# [Your task]
Every line below that mentions the word "label" should be copied out.

Records from a data collection:
----------------

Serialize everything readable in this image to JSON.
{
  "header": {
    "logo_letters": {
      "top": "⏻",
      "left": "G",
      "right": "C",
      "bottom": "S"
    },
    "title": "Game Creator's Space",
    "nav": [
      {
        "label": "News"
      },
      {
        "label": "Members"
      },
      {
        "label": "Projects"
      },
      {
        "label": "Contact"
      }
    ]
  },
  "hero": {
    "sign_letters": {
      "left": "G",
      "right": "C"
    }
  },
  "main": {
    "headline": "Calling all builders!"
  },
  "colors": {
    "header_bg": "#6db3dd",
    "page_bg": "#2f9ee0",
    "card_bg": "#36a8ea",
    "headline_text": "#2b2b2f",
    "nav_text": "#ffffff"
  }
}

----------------

# [Written solution]
        "label": "News"
        "label": "Members"
        "label": "Projects"
        "label": "Contact"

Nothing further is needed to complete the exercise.